=== Section Start ===

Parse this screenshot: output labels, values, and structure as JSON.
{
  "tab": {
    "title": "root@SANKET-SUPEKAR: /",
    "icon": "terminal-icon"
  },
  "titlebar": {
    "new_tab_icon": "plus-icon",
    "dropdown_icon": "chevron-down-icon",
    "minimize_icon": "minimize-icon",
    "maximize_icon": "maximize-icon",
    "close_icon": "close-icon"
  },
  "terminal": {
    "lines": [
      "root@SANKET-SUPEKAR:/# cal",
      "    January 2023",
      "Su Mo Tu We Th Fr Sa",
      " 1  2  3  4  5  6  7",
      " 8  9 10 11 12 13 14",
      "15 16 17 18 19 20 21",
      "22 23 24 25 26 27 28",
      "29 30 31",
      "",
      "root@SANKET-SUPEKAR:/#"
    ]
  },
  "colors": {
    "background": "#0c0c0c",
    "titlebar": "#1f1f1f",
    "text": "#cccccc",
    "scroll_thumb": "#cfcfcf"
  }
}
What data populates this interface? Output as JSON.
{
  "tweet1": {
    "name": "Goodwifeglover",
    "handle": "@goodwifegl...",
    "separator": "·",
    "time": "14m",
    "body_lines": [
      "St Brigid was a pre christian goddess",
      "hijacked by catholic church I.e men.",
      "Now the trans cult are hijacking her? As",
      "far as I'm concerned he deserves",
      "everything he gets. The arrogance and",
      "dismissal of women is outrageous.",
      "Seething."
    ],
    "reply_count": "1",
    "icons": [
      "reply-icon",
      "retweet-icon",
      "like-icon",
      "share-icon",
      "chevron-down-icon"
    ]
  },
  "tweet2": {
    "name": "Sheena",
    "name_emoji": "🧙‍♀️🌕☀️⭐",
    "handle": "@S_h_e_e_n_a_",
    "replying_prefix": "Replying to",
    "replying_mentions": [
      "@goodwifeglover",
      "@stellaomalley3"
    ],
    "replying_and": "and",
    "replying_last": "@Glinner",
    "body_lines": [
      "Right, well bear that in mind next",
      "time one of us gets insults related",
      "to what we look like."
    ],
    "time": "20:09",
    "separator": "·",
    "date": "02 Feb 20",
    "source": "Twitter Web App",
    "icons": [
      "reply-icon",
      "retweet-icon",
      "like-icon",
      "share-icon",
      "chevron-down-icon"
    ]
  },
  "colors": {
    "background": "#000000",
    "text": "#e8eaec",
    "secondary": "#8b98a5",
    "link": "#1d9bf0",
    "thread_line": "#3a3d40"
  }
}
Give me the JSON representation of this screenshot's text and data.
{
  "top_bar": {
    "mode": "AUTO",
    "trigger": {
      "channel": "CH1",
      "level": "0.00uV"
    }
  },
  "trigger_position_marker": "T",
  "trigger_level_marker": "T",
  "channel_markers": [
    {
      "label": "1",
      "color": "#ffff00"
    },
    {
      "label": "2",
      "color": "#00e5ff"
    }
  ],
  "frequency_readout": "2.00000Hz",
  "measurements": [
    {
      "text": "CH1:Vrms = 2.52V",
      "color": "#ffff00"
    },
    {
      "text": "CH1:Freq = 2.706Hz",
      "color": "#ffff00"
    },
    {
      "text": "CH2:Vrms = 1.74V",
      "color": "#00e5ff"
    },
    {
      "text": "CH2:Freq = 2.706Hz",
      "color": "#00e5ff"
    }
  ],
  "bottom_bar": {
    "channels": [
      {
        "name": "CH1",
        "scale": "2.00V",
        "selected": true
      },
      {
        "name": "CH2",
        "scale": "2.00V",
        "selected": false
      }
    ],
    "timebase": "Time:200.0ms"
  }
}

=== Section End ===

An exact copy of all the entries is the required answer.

■ Written response
Parse this screenshot: output labels, values, and structure as JSON.
{
  "tab": {
    "title": "root@SANKET-SUPEKAR: /",
    "icon": "terminal-icon"
  },
  "titlebar": {
    "new_tab_icon": "plus-icon",
    "dropdown_icon": "chevron-down-icon",
    "minimize_icon": "minimize-icon",
    "maximize_icon": "maximize-icon",
    "close_icon": "close-icon"
  },
  "terminal": {
    "lines": [
      "root@SANKET-SUPEKAR:/# cal",
      "    January 2023",
      "Su Mo Tu We Th Fr Sa",
      " 1  2  3  4  5  6  7",
      " 8  9 10 11 12 13 14",
      "15 16 17 18 19 20 21",
      "22 23 24 25 26 27 28",
      "29 30 31",
      "",
      "root@SANKET-SUPEKAR:/#"
    ]
  },
  "colors": {
    "background": "#0c0c0c",
    "titlebar": "#1f1f1f",
    "text": "#cccccc",
    "scroll_thumb": "#cfcfcf"
  }
}
What data populates this interface? Output as JSON.
{
  "tweet1": {
    "name": "Goodwifeglover",
    "handle": "@goodwifegl...",
    "separator": "·",
    "time": "14m",
    "body_lines": [
      "St Brigid was a pre christian goddess",
      "hijacked by catholic church I.e men.",
      "Now the trans cult are hijacking her? As",
      "far as I'm concerned he deserves",
      "everything he gets. The arrogance and",
      "dismissal of women is outrageous.",
      "Seething."
    ],
    "reply_count": "1",
    "icons": [
      "reply-icon",
      "retweet-icon",
      "like-icon",
      "share-icon",
      "chevron-down-icon"
    ]
  },
  "tweet2": {
    "name": "Sheena",
    "name_emoji": "🧙‍♀️🌕☀️⭐",
    "handle": "@S_h_e_e_n_a_",
    "replying_prefix": "Replying to",
    "replying_mentions": [
      "@goodwifeglover",
      "@stellaomalley3"
    ],
    "replying_and": "and",
    "replying_last": "@Glinner",
    "body_lines": [
      "Right, well bear that in mind next",
      "time one of us gets insults related",
      "to what we look like."
    ],
    "time": "20:09",
    "separator": "·",
    "date": "02 Feb 20",
    "source": "Twitter Web App",
    "icons": [
      "reply-icon",
      "retweet-icon",
      "like-icon",
      "share-icon",
      "chevron-down-icon"
    ]
  },
  "colors": {
    "background": "#000000",
    "text": "#e8eaec",
    "secondary": "#8b98a5",
    "link": "#1d9bf0",
    "thread_line": "#3a3d40"
  }
}
Give me the JSON representation of this screenshot's text and data.
{
  "top_bar": {
    "mode": "AUTO",
    "trigger": {
      "channel": "CH1",
      "level": "0.00uV"
    }
  },
  "trigger_position_marker": "T",
  "trigger_level_marker": "T",
  "channel_markers": [
    {
      "label": "1",
      "color": "#ffff00"
    },
    {
      "label": "2",
      "color": "#00e5ff"
    }
  ],
  "frequency_readout": "2.00000Hz",
  "measurements": [
    {
      "text": "CH1:Vrms = 2.52V",
      "color": "#ffff00"
    },
    {
      "text": "CH1:Freq = 2.706Hz",
      "color": "#ffff00"
    },
    {
      "text": "CH2:Vrms = 1.74V",
      "color": "#00e5ff"
    },
    {
      "text": "CH2:Freq = 2.706Hz",
      "color": "#00e5ff"
    }
  ],
  "bottom_bar": {
    "channels": [
      {
        "name": "CH1",
        "scale": "2.00V",
        "selected": true
      },
      {
        "name": "CH2",
        "scale": "2.00V",
        "selected": false
      }
    ],
    "timebase": "Time:200.0ms"
  }
}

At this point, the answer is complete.